My next novel, Porcelain, is currently available for pre-order from Lethe Press. Due in March, Porcelain has been a long time coming. I put a lot of blood, sweat, and tears into this one, and I think it shows. So, what’s it about? And what have folks been saying about it? Here ya go…
Comedian Jason Hawks carries with him a mountain of emotional issues and an impressive drug habit. When he learns his high school sweetheart went on a shooting spree before turning the gun on herself, he returns home to confront a past that includes a drunken orgy in an abandoned factory and six close friends who never spoke to each other again. Something more sinister is at work than teenage hormones, however, and what Jason learns as he reconnects with his past will either fix him or shatter him further. And it could send an entire city into an abyss of lust-fueled horror.
ADVANCE PRAISE FOR PORCELAIN…
“Equal parts horror and character-driven redemption tale, Nate Southard’s Porcelain is a supernatural and pyschosexual romp that will make you squirm in more ways than one. That should be enough for you. Perv.” — Paul Tremblay, author of A Head Full of Ghosts and Disappearance at Devil’s Rock
“In Porcelain, Nate Southard turns his talents to one of the central horror stories of the modern era: a band of old friends drawn back together to confront an evil from their youth. The characters who populate these pages carry their damage with them, but they struggle to overcome it as they wrestle with the sinister forces they uncover. With Porcelain, Nate Southard has written a response to Peter Straub’s Ghost Story and Stephen King’s It. Horror fans will applaud.” — John Langan, author of The Fisherman and The Wide, Carnivorous Sky and Other Monstrous Geographies

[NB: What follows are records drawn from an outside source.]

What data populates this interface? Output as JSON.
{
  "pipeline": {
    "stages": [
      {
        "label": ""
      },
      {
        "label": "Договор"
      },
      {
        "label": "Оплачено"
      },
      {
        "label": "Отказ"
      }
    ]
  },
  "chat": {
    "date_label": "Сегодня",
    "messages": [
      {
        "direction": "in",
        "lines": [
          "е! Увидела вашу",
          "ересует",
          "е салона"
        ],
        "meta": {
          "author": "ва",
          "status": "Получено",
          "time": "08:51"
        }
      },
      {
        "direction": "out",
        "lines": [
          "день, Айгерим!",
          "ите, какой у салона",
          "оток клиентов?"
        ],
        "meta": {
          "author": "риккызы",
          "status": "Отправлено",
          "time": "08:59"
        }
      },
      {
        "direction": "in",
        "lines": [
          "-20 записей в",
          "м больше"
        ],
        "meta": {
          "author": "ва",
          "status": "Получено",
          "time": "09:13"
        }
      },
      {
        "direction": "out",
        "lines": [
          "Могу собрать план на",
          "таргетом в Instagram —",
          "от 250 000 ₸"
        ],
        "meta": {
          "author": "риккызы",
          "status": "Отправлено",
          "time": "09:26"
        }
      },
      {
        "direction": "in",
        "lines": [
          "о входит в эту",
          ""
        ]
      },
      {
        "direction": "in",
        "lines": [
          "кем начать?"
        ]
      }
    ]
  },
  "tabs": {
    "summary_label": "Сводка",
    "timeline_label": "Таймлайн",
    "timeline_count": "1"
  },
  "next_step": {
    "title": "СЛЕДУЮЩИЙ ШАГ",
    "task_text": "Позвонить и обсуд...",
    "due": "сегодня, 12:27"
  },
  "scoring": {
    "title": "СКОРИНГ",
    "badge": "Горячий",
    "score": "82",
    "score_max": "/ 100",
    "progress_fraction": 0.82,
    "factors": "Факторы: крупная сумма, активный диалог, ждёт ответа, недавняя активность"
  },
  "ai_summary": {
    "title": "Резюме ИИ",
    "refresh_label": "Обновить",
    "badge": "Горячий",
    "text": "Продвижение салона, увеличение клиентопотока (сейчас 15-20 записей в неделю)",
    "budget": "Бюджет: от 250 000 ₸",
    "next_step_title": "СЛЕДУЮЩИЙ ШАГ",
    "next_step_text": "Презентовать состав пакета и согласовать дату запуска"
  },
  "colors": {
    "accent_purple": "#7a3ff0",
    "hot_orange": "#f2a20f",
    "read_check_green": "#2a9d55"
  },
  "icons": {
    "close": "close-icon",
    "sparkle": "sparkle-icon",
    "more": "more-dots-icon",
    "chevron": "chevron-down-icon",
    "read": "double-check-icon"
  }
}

“Porcelain is creepy and provocative. Southard has carefully crafted a suspenseful story that makes the reader beg to know more with every page. An addicting read from beginning to end.” — Tiffany Scandal, author of Jigsaw Youth and Perdida
“Nate Southard’s Porcelain is the kind of mature erotic body horror that brings to mind Cronenberg at his venereal peak. Southard deftly navigates the existential space between good sex and the threat of losing one’s physical autonomy without crossing the line into either prurient exploitation or puritan judgment. He handles his flawed characters’ anxieties about the past and the present with care, while keeping the central mystery moving forward at a compelling pace. Porcelain made me lose sleep because, like the characters in it, I couldn’t stop myself once I started it. You had better block off some time before you go inside this book. It’ll take you over.” — Bracken MacLeod, author of Stranded and Come to Dust